History of Scuba Diving
Edible delicacies from the sea
Scuba Diving has been a benefit to people who eat from the sea. They eat all sorts of fish and sea vegetables that they harvest off the bottom of the sea. In prehistoric time in China, Japan and Korea they would free dive holding their breath for as long as they could with nets, cut and take what they could while they were under the water. Seaweed has been a staple in their diets for as long as anyone can remember. Then as years went by they used snorkels and more sophisticated Scuba diving equipment.
There are actual farms on the ocean floor now. That grow sea vegetables and well as fish and other edible sea life. It’s a growing market that is in most countries.
Seaweed is one that is harvested the most. Edible seaweed is an alga that is used for food preparation of foods. It contains high amounts of fiber and contains a complete protein unlike land based plant foods. They are in a group of multicellar algae such as red algae, green algae and brown algae.
Harvesting seaweed is for the extraction of alginate, agar, and carrageenan, a gelatinous substance known as hydrocolloids or phycocolloids. These substances have commercial significance in food additives.
Freshwater algae are mostly toxic where marine algae are not. But there are some marine algae contain an acid that can irate the digestive tract.
Seaweed is high in iodine, calcium and magnesium. Seaweed is used in all sorts of food dishes. Sheets of dried red algae is use to wrap sushi and in soups.

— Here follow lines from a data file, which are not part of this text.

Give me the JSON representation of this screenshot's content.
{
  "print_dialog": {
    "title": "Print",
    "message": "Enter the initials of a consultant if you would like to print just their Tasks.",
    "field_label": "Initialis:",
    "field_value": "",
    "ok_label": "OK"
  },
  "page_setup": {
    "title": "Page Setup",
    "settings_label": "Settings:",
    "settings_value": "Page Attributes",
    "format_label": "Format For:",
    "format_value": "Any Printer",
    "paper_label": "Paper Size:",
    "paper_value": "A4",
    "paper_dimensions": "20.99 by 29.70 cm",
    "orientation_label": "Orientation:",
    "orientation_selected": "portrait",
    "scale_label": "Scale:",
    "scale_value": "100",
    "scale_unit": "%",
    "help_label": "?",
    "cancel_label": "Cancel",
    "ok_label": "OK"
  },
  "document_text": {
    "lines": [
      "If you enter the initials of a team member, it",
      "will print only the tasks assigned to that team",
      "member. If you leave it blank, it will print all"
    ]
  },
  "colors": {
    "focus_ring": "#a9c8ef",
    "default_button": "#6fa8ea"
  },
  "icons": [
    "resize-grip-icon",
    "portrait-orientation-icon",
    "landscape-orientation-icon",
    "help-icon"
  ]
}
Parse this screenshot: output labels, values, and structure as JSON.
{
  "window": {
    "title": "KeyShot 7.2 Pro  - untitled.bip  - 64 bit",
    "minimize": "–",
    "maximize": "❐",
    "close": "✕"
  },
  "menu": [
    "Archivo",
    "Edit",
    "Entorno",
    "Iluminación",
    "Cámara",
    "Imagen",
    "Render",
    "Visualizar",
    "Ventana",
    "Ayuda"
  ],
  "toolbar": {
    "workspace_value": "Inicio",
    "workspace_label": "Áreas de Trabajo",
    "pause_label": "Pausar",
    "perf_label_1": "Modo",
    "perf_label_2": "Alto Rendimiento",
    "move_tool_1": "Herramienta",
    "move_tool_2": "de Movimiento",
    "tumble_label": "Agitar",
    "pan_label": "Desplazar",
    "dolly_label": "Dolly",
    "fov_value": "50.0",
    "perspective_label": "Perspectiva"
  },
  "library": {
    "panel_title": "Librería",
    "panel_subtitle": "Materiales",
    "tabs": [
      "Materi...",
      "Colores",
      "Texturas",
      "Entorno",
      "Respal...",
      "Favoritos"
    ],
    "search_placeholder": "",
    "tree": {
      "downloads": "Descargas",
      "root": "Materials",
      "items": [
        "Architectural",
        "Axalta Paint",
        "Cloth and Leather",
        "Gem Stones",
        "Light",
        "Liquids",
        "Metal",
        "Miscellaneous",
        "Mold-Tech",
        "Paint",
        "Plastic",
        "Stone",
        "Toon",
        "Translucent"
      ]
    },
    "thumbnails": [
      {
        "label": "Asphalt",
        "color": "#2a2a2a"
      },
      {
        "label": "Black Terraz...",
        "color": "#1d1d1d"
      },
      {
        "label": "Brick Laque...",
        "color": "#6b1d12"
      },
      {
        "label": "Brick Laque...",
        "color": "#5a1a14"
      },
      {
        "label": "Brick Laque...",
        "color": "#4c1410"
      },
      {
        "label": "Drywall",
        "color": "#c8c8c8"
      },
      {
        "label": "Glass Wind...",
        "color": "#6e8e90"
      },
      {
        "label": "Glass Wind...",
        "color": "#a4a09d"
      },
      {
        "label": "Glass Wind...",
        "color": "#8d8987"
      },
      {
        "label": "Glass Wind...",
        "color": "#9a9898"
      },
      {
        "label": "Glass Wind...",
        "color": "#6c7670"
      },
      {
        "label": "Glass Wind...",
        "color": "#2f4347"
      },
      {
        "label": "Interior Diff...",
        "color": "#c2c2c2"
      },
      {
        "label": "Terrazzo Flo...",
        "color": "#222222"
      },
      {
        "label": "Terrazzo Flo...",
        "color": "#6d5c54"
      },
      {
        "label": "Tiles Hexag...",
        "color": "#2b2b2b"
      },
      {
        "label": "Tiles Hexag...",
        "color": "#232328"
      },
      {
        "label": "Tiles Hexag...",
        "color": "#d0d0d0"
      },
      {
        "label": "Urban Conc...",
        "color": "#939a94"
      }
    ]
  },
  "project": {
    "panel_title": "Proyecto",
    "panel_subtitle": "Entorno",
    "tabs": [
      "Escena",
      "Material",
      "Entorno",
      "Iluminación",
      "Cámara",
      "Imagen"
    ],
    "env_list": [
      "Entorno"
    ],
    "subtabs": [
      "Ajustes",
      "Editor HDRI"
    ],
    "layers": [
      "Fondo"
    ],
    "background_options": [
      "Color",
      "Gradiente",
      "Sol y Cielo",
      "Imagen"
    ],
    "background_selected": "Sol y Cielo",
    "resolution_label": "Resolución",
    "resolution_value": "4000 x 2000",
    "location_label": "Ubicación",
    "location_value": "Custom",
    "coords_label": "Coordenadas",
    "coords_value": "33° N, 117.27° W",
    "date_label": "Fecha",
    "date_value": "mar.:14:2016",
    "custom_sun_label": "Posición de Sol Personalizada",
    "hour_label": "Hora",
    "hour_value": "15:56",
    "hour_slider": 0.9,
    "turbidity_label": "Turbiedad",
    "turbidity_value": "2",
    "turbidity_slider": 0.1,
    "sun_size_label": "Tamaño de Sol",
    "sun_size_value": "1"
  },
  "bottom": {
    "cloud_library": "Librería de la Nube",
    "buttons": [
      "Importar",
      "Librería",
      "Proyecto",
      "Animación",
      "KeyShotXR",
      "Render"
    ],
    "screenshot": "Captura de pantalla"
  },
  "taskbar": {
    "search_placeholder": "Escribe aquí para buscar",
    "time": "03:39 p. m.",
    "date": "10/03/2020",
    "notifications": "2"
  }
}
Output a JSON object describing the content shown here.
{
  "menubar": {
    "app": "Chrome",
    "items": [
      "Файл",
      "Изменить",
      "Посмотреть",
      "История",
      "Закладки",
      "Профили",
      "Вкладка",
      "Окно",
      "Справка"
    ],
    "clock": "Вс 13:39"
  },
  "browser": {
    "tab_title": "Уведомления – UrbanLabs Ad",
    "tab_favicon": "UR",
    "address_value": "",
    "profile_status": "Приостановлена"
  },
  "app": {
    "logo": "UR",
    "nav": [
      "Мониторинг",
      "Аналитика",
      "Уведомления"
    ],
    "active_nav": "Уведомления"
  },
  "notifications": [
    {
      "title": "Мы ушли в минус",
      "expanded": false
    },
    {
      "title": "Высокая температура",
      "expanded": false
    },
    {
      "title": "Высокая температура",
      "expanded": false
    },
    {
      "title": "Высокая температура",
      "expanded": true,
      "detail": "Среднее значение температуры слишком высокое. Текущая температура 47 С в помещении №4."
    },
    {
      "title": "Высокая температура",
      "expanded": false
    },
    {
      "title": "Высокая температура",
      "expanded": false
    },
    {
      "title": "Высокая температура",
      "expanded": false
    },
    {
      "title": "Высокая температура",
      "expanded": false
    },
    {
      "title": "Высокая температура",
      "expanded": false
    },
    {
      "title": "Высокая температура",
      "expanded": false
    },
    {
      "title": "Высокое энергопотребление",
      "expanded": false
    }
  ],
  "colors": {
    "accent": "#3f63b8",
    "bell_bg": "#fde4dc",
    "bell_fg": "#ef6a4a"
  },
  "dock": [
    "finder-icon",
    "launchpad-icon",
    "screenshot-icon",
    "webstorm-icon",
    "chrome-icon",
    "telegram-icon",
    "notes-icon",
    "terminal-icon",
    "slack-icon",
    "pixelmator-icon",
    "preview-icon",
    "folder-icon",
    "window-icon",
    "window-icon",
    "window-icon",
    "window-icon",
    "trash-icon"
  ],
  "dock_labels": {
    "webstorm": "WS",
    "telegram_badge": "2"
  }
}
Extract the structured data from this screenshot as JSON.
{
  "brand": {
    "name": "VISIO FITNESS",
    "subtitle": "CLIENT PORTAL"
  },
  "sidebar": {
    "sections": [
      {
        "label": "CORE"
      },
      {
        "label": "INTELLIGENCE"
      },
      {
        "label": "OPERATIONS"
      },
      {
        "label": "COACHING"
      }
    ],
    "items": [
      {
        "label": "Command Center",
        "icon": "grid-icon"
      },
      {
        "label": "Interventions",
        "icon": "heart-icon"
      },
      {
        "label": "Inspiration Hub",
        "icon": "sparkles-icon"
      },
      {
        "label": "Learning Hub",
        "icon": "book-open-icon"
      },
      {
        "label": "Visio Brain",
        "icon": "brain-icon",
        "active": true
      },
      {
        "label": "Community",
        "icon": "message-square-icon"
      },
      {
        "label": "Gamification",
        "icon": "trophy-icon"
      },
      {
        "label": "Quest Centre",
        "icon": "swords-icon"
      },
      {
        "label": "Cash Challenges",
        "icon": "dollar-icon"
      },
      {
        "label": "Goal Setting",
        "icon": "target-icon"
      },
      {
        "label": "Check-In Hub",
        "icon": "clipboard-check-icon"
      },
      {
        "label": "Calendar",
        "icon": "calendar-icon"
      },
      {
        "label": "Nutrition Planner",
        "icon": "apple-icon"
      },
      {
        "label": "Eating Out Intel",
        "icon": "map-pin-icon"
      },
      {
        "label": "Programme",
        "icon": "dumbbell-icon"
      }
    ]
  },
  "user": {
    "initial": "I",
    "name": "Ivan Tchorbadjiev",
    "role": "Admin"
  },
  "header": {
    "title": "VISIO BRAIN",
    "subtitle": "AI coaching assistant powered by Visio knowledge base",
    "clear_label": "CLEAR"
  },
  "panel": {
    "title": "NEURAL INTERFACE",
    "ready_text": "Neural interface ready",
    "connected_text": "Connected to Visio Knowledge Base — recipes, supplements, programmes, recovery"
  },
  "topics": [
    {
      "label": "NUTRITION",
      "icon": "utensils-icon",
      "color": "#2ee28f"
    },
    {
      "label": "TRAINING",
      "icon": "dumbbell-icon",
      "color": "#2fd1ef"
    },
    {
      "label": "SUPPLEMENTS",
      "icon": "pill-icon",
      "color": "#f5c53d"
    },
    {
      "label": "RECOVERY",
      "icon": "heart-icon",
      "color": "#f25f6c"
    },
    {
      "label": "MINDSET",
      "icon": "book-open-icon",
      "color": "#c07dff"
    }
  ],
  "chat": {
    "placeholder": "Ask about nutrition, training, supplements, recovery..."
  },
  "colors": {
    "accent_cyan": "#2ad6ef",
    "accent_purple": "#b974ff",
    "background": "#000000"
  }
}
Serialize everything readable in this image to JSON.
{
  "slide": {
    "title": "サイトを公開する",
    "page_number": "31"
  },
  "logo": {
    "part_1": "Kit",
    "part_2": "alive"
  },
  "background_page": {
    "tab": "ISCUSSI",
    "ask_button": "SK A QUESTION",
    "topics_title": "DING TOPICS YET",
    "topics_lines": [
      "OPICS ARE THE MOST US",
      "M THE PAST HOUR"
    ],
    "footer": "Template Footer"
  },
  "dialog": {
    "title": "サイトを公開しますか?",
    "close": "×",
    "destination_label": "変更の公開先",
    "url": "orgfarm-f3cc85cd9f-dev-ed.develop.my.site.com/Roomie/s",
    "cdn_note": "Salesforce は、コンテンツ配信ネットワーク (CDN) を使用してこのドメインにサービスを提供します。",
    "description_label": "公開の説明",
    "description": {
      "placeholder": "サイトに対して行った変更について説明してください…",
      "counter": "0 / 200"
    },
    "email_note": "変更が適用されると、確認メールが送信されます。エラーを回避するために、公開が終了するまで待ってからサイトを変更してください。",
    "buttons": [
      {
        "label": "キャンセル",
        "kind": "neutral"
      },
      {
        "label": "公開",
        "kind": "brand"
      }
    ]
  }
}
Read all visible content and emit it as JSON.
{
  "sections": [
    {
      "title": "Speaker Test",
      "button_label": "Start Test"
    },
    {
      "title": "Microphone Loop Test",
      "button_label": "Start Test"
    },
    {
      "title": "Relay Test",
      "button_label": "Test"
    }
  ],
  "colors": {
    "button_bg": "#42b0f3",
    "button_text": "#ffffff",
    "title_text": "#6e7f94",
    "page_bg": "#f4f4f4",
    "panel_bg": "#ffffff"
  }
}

There are sea grapes that are grown in the Philippines and are eaten raw with vinegar as a snack or in a salad. Roasted sheets of nori and Kombi are used to wrap sushi.
Fish and shell fish are consumed; it’s an important source of protein in diets around the world. Most of the seafood food harvest is consumed by humans but a proportion is used as fish food to farm other fish or raise a farm animal. Kelp is used for food for other plants that are farmed, such as fertilizer. So in indirect ways seafood is used to produce food for human consumption.
Health benefits are a large factor in farming and harvesting from the sea. Nutrients and minerals in seafood make improvement in the development of the brain as well as the whole human body. Different parts of the world have shown low levels of heart disease and studies have shown that the main staple of their diets is seafood. Fish is known to be low saturated fats and high in Omega-3 oils that cut the chance of having a heart disease. Omega-3 helps lower cholesterol and triglycerides in the blood two fats that raise the risk of heart attacks.
A percentage of the human brain is made up of lipids, including Omega-3 fat DHA. Studies have shown brain power can be boosted by eating more oily fish. Older people who consume more oily fish have been shown to increase memory and think faster. More research has shown that children with attention-deficit hyperactivity disorder that eat fish reduce behavioral problems as well as improve their reading skills.
Joint problems such as rheumatoid arthritis can benefit from fish as part of the regular diet. Studies show that people with RA who eat fish are less stiff and sore in the morning when they keep their fish oil intake up.
Fish is also high in zinc, iodine and selenium, minerals that keep the body running smoothly. Our bodies use iodine to keep our thyroid gland healthy selenium is used to make enzymes that protect the cell walls from cancer-causing free radicals. Fish are also a great source of vitamins such as A and D. Vitamin A is needed for healthy skin and eyes. Vitamin D is used by the body to absorb calcium for healthy bones and teeth.
There are some health risks with eating seafood such as food allergens that come from shellfish. Both shellfish and fish have a tendency to store mercury in their bodies. This is in the form of methyl mercury, a highly toxic organic compound of mercury. The most common fish this is found in is shark, swordfish, albacore tuna and tilefish. All fish contain mercury but these named have a higher concentrations. The first widespread mercury poisoning in humans occurred in Minamata, Japan now called Minamata disease.
Scuba Diving plays a big part in farming this seafood. From free diving to harvest what people could thousands of years ago to the high tech diving equipment that is used today, there are a number of delicacies farmed and harvest from the sea.